36. Foundation v. DEP, 702 So. 2d 1352 (Fla. 1st DCA 1997); Sierra Club v. Suwannee American Cement Co., 802 So. 2d 520 (Fla. 1st DCA 2001).
See generally Florida Home Builders Ass'n v. Department of Labor and Employment Security, 412 So. 2d 351 (Fla. 1982) (holding that association may have standing even though acting solely as representative of its members, provided certain requirements are met).
37. 752 So. 2d 42 (Fla. 1st DCA 2000).
38. Id. at 49.
39. E.g., 40 CFR § 123.30 (states administering the NPDES program must provide an opportunity for judicial review in state court of final permit decisions that is the same as provided under the Clean Water Act, which authorizes review by any "interested person"); 40 CFR § 70.4(b)(3)(x) (a state that administers a Title V program must provide for judicial review in state court of final permit decisions by the applicant, any person who participated in the public participation process, and any person who could obtain judicial review of such actions under state laws).
40. See letter dated February 20, 2002, from Deputy Regional Counsel, Region 4, EPA.

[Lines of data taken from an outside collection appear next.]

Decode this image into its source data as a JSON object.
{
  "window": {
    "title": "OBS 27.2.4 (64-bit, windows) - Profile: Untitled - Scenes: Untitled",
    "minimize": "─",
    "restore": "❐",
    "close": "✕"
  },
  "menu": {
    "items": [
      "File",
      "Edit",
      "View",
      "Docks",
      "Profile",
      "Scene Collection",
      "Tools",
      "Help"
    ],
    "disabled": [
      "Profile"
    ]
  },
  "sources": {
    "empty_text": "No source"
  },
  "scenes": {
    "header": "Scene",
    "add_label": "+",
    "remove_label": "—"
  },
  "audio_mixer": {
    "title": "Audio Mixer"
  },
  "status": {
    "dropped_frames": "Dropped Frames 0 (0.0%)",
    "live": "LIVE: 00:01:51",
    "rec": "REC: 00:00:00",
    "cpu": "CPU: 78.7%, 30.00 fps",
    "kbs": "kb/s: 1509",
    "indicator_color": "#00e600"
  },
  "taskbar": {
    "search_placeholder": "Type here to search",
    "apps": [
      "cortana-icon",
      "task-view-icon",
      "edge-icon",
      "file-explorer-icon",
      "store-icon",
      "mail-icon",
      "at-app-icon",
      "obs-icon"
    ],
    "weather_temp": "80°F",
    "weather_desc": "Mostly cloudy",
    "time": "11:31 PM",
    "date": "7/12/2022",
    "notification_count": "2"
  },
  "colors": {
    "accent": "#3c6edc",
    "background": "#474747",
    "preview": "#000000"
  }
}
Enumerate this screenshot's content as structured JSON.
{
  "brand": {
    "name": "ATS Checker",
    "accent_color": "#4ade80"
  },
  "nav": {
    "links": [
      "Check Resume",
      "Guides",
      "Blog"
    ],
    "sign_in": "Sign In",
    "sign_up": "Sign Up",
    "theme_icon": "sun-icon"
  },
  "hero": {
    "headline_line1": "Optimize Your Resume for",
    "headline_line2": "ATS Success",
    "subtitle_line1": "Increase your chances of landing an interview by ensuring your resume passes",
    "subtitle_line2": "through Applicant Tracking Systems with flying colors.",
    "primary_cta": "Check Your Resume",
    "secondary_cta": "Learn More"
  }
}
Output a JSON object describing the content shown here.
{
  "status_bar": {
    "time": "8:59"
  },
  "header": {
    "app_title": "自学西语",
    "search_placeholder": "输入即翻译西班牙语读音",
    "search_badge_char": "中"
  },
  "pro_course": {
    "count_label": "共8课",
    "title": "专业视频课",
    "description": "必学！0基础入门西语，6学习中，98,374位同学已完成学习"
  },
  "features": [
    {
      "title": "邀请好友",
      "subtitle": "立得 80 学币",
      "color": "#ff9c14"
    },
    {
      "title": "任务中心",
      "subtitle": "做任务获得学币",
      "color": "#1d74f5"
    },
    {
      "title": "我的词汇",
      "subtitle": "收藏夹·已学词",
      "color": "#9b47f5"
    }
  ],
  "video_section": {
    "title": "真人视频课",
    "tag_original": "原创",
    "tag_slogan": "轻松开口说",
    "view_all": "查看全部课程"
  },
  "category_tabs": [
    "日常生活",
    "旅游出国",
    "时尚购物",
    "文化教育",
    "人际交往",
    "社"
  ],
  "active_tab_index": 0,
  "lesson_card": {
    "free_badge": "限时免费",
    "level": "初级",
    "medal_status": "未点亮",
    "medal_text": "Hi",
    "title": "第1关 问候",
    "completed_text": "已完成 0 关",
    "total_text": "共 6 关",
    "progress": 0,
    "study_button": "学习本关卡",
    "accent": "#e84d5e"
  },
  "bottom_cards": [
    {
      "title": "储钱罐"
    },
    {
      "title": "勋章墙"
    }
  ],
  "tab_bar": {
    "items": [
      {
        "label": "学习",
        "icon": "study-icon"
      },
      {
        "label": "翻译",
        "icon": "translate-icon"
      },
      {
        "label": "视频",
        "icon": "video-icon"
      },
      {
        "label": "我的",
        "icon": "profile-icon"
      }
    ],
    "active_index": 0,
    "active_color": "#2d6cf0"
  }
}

41. Judicial review of final permit decisions is provided by Section 120.68 of the APA. In a recent opinion, a Florida appellate court held that an environmental interest group that had relied solely on Section 403.412(5) for standing to request an administrative hearing did not establish standing for judicial review of the final permit decision. See Sierra Club v. Suwannee American Cement Co., 802 So. 2d 520, 522-23 (Fla. 1st DCA 2001).
42. This language apparently was taken from a case involving consideration of whether Virginia’s standing provisions were consistent with the federal requirements for approved programs, Commonwealth of Virginia v. Browner, 80 F. 3d 869 (4th Cir. 1996), and from the subsequently revised provisions that were approved by EPA. 62 Fed. Reg. 12778 (March 18, 1997).
43. Lujan v. Defenders of Wildlife, 504 U.S. 555, 560-61 (1992). Virginia adopted similar language, and this language was approved by EPA. 62 Fed. Reg. 12778, 12780 (March 18, 1997).
Cathy M. Sellers is a shareholder with Moyle Flanigan Katz Raymond & Sheehan, P.A. She practices administrative and environmental law, and teaches Florida Administrative Law as an adjunct professor at the University of Florida College of Law. She received her J.D. with high honors from the Florida State University College of Law and her B.S. with honors from the University of Florida.